WHAT TO WORK ON:
An acceptable answer contains every record below, unchanged, and no pictures.

DATA FOR REVIEW:
○ ○ ○ ○ ○

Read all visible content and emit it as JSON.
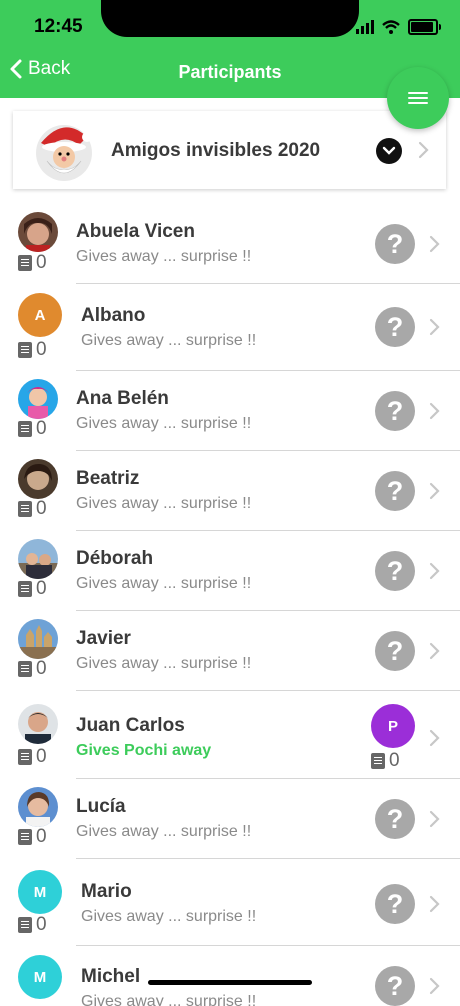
{
  "status_bar": {
    "time": "12:45"
  },
  "nav": {
    "back_label": "Back",
    "title": "Participants"
  },
  "group": {
    "name": "Amigos invisibles 2020"
  },
  "colors": {
    "brand": "#3dcc5b",
    "question": "#a8a8a8",
    "name": "#3a3a3a",
    "subtitle": "#8a8a8a"
  },
  "participants": [
    {
      "name": "Abuela Vicen",
      "subtitle": "Gives away ... surprise !!",
      "count": "0"
    },
    {
      "name": "Albano",
      "subtitle": "Gives away ... surprise !!",
      "count": "0",
      "initial": "A",
      "avatar_color": "#e08a2e"
    },
    {
      "name": "Ana Belén",
      "subtitle": "Gives away ... surprise !!",
      "count": "0"
    },
    {
      "name": "Beatriz",
      "subtitle": "Gives away ... surprise !!",
      "count": "0"
    },
    {
      "name": "Déborah",
      "subtitle": "Gives away ... surprise !!",
      "count": "0"
    },
    {
      "name": "Javier",
      "subtitle": "Gives away ... surprise !!",
      "count": "0"
    },
    {
      "name": "Juan Carlos",
      "subtitle": "Gives Pochi away",
      "count": "0",
      "assignee_initial": "P",
      "assignee_color": "#9b2ed8",
      "assignee_count": "0"
    },
    {
      "name": "Lucía",
      "subtitle": "Gives away ... surprise !!",
      "count": "0"
    },
    {
      "name": "Mario",
      "subtitle": "Gives away ... surprise !!",
      "count": "0",
      "initial": "M",
      "avatar_color": "#2ed0d8"
    },
    {
      "name": "Michel",
      "subtitle": "Gives away ... surprise !!",
      "count": "0",
      "initial": "M",
      "avatar_color": "#2ed0d8"
    }
  ],
  "question_mark": "?"
}
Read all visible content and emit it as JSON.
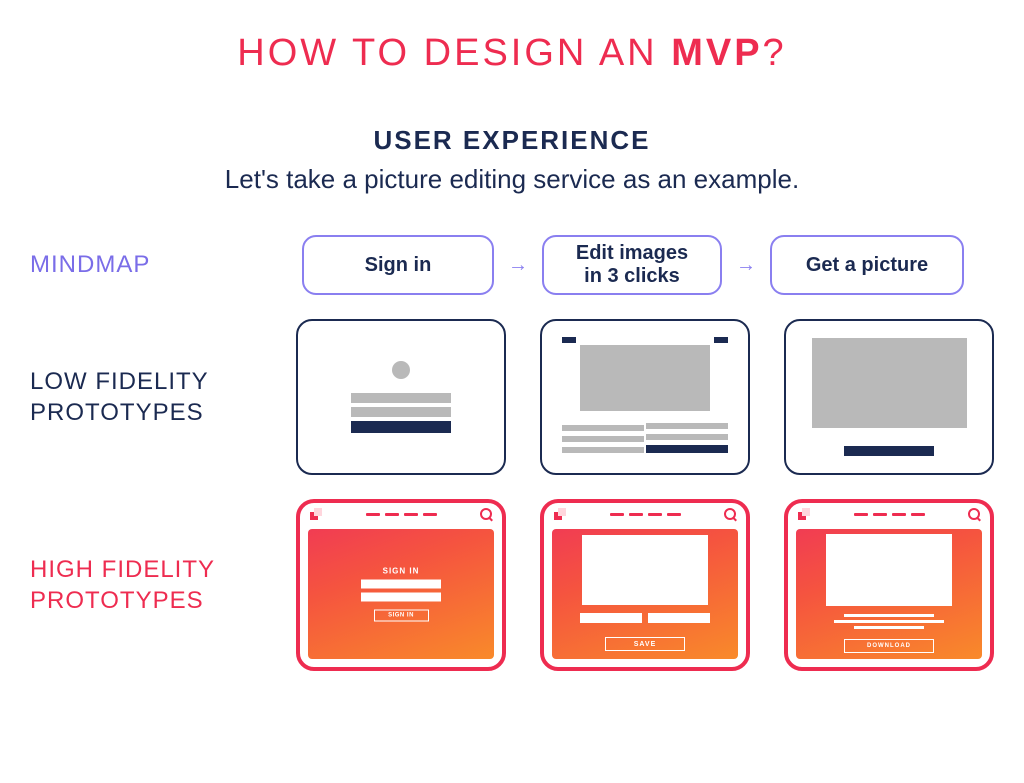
{
  "title": {
    "pre": "HOW TO DESIGN AN ",
    "bold": "MVP",
    "post": "?"
  },
  "subtitle": {
    "line1": "USER EXPERIENCE",
    "line2": "Let's take a picture editing service as an example."
  },
  "rows": {
    "mindmap": {
      "label": "MINDMAP",
      "steps": [
        "Sign in",
        "Edit images\nin 3 clicks",
        "Get a picture"
      ]
    },
    "lowfi": {
      "label": "LOW FIDELITY\nPROTOTYPES"
    },
    "hifi": {
      "label": "HIGH FIDELITY\nPROTOTYPES",
      "card1": {
        "heading": "SIGN IN",
        "button": "SIGN IN"
      },
      "card2": {
        "button": "SAVE"
      },
      "card3": {
        "button": "DOWNLOAD"
      }
    }
  }
}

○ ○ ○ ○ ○

ANSWER FOR THIS EXERCISE:
Read all visible content and emit it as JSON.
{
  "status_bar": {
    "time": "12:45"
  },
  "nav": {
    "back_label": "Back",
    "title": "Participants"
  },
  "group": {
    "name": "Amigos invisibles 2020"
  },
  "colors": {
    "brand": "#3dcc5b",
    "question": "#a8a8a8",
    "name": "#3a3a3a",
    "subtitle": "#8a8a8a"
  },
  "participants": [
    {
      "name": "Abuela Vicen",
      "subtitle": "Gives away ... surprise !!",
      "count": "0"
    },
    {
      "name": "Albano",
      "subtitle": "Gives away ... surprise !!",
      "count": "0",
      "initial": "A",
      "avatar_color": "#e08a2e"
    },
    {
      "name": "Ana Belén",
      "subtitle": "Gives away ... surprise !!",
      "count": "0"
    },
    {
      "name": "Beatriz",
      "subtitle": "Gives away ... surprise !!",
      "count": "0"
    },
    {
      "name": "Déborah",
      "subtitle": "Gives away ... surprise !!",
      "count": "0"
    },
    {
      "name": "Javier",
      "subtitle": "Gives away ... surprise !!",
      "count": "0"
    },
    {
      "name": "Juan Carlos",
      "subtitle": "Gives Pochi away",
      "count": "0",
      "assignee_initial": "P",
      "assignee_color": "#9b2ed8",
      "assignee_count": "0"
    },
    {
      "name": "Lucía",
      "subtitle": "Gives away ... surprise !!",
      "count": "0"
    },
    {
      "name": "Mario",
      "subtitle": "Gives away ... surprise !!",
      "count": "0",
      "initial": "M",
      "avatar_color": "#2ed0d8"
    },
    {
      "name": "Michel",
      "subtitle": "Gives away ... surprise !!",
      "count": "0",
      "initial": "M",
      "avatar_color": "#2ed0d8"
    }
  ],
  "question_mark": "?"
}
Read all visible content and emit it as JSON.
{
  "title": {
    "pre": "HOW TO DESIGN AN ",
    "bold": "MVP",
    "post": "?"
  },
  "subtitle": {
    "line1": "USER EXPERIENCE",
    "line2": "Let's take a picture editing service as an example."
  },
  "rows": {
    "mindmap": {
      "label": "MINDMAP",
      "steps": [
        "Sign in",
        "Edit images\nin 3 clicks",
        "Get a picture"
      ]
    },
    "lowfi": {
      "label": "LOW FIDELITY\nPROTOTYPES"
    },
    "hifi": {
      "label": "HIGH FIDELITY\nPROTOTYPES",
      "card1": {
        "heading": "SIGN IN",
        "button": "SIGN IN"
      },
      "card2": {
        "button": "SAVE"
      },
      "card3": {
        "button": "DOWNLOAD"
      }
    }
  }
}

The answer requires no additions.